# Your objective
Take from the records below each line that holds "Manage".

╭─ Input data

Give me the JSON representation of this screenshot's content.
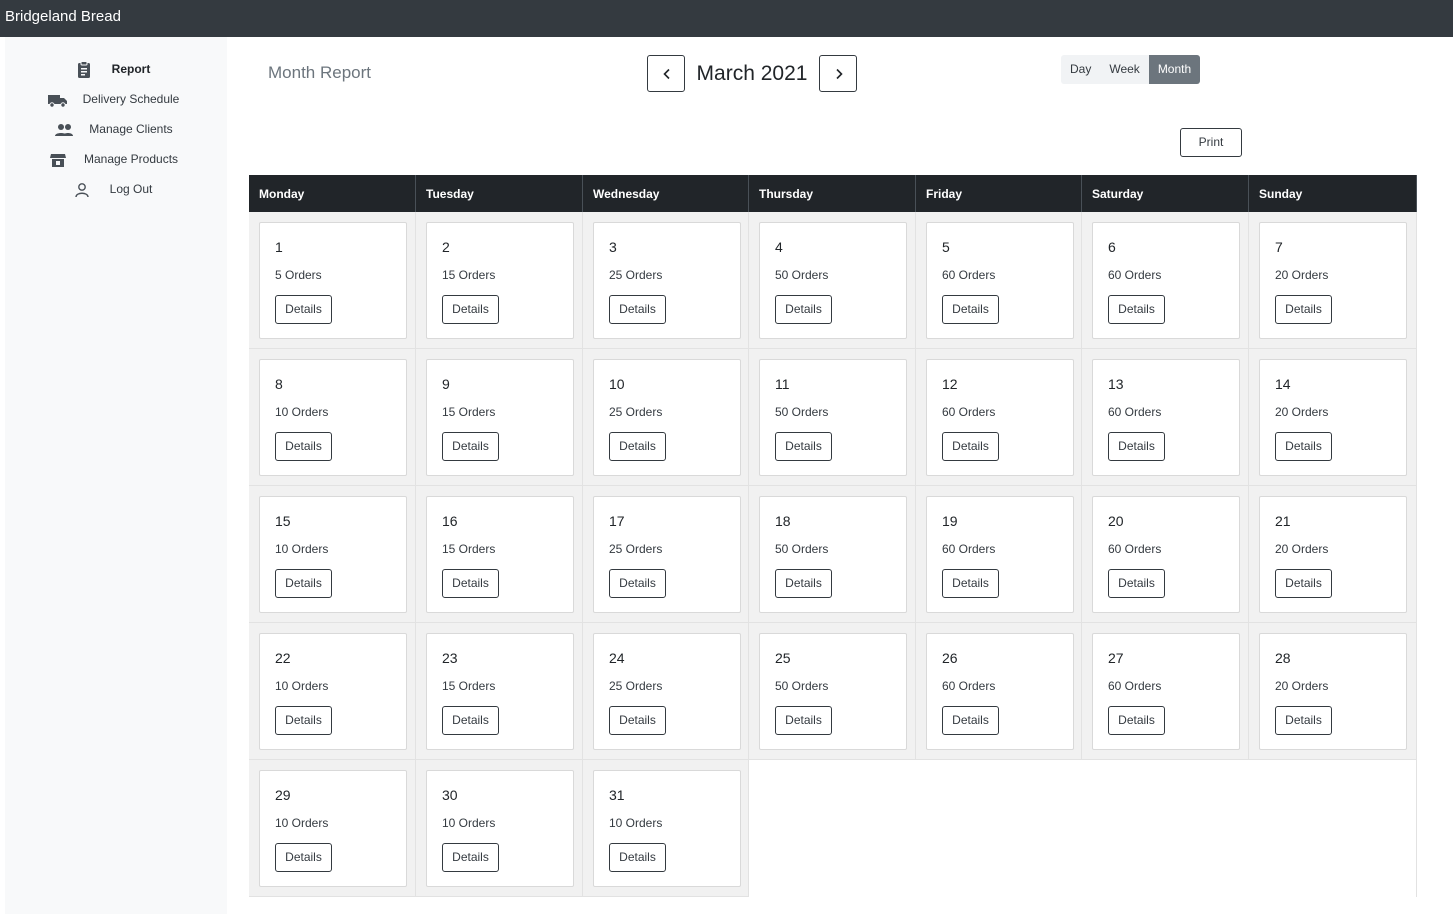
{
  "app": {
    "brand": "Bridgeland Bread"
  },
  "sidebar": {
    "items": [
      {
        "label": "Report",
        "icon": "clipboard-icon",
        "active": true
      },
      {
        "label": "Delivery Schedule",
        "icon": "truck-icon",
        "active": false
      },
      {
        "label": "Manage Clients",
        "icon": "people-icon",
        "active": false
      },
      {
        "label": "Manage Products",
        "icon": "store-icon",
        "active": false
      },
      {
        "label": "Log Out",
        "icon": "person-icon",
        "active": false
      }
    ]
  },
  "header": {
    "title": "Month Report",
    "month_label": "March 2021",
    "prev_icon": "chevron-left-icon",
    "next_icon": "chevron-right-icon",
    "views": [
      {
        "label": "Day",
        "active": false
      },
      {
        "label": "Week",
        "active": false
      },
      {
        "label": "Month",
        "active": true
      }
    ],
    "print_label": "Print"
  },
  "calendar": {
    "weekdays": [
      "Monday",
      "Tuesday",
      "Wednesday",
      "Thursday",
      "Friday",
      "Saturday",
      "Sunday"
    ],
    "details_label": "Details",
    "days": [
      {
        "day": "1",
        "orders": "5 Orders"
      },
      {
        "day": "2",
        "orders": "15 Orders"
      },
      {
        "day": "3",
        "orders": "25 Orders"
      },
      {
        "day": "4",
        "orders": "50 Orders"
      },
      {
        "day": "5",
        "orders": "60 Orders"
      },
      {
        "day": "6",
        "orders": "60 Orders"
      },
      {
        "day": "7",
        "orders": "20 Orders"
      },
      {
        "day": "8",
        "orders": "10 Orders"
      },
      {
        "day": "9",
        "orders": "15 Orders"
      },
      {
        "day": "10",
        "orders": "25 Orders"
      },
      {
        "day": "11",
        "orders": "50 Orders"
      },
      {
        "day": "12",
        "orders": "60 Orders"
      },
      {
        "day": "13",
        "orders": "60 Orders"
      },
      {
        "day": "14",
        "orders": "20 Orders"
      },
      {
        "day": "15",
        "orders": "10 Orders"
      },
      {
        "day": "16",
        "orders": "15 Orders"
      },
      {
        "day": "17",
        "orders": "25 Orders"
      },
      {
        "day": "18",
        "orders": "50 Orders"
      },
      {
        "day": "19",
        "orders": "60 Orders"
      },
      {
        "day": "20",
        "orders": "60 Orders"
      },
      {
        "day": "21",
        "orders": "20 Orders"
      },
      {
        "day": "22",
        "orders": "10 Orders"
      },
      {
        "day": "23",
        "orders": "15 Orders"
      },
      {
        "day": "24",
        "orders": "25 Orders"
      },
      {
        "day": "25",
        "orders": "50 Orders"
      },
      {
        "day": "26",
        "orders": "60 Orders"
      },
      {
        "day": "27",
        "orders": "60 Orders"
      },
      {
        "day": "28",
        "orders": "20 Orders"
      },
      {
        "day": "29",
        "orders": "10 Orders"
      },
      {
        "day": "30",
        "orders": "10 Orders"
      },
      {
        "day": "31",
        "orders": "10 Orders"
      }
    ]
  }
}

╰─

# Solution
        "label": "Manage Clients",
        "label": "Manage Products",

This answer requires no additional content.